Taking the archaeological data and the documental sources about the ‘arrabal de la Arrixaca’ in Murcia (Spain), the central question is to address the process of creation of neighborhoods outside the walls in Islamic cities and their functioning. The data obtained in the archeological excavations developed in the site of San Esteban (Murcia) has allowed to gather key information about the internal organization of this type of urban spaces between the 11th and 13th centuries in al-Andalus. The juxtaposition of domestic, commercial, religious and funerary areas and road spaces allows to question the traditional interpretation of the ‘arrabales’ as peripheral entities in the Islamic Medieval cities and to propose some hypotheses about their creation and evolution.
Rural al-Andalus fortifications (hisn) have been since the beginning one of the main topics in archaeology of al-Andalus. This is due to the role of the hisn as a central place of the settlement organization. These would secure the defense of the Islamic communities and would have been built by them – occasionally in connivance with the State, that would eventually achieve its control. Thus, they are the material place where the relationship between local communities and the Andalusian State is most evident. In this communication we contribute to this topic with the results of the application of Spatial Analysis – visibility, Least Cost Path, Thiessen polygons- through GIS to the research of the Andalusian fortifications networks. The case study will be the Alpujarra, a mountainous region of the Southwest Spain where the Islamic presence spanned from the 7th to the 16th century.

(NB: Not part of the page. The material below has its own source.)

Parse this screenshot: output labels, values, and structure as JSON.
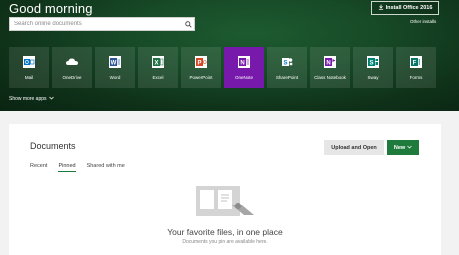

The written sources are the first contact to study a historical fact. However, it is not unusual that the information that we can obtain from them is not enough for that purpose. Since 2016, we are analyzing the battle and siege of Alcala la Vieja (1118) and the data provided by the texts is too brief to understand some of the aspects, like the attack route. In order to solve it, we used GIS to find the best way to access the castle. With this work, we want to show the significance of the landscape archaeology to fill those gaps.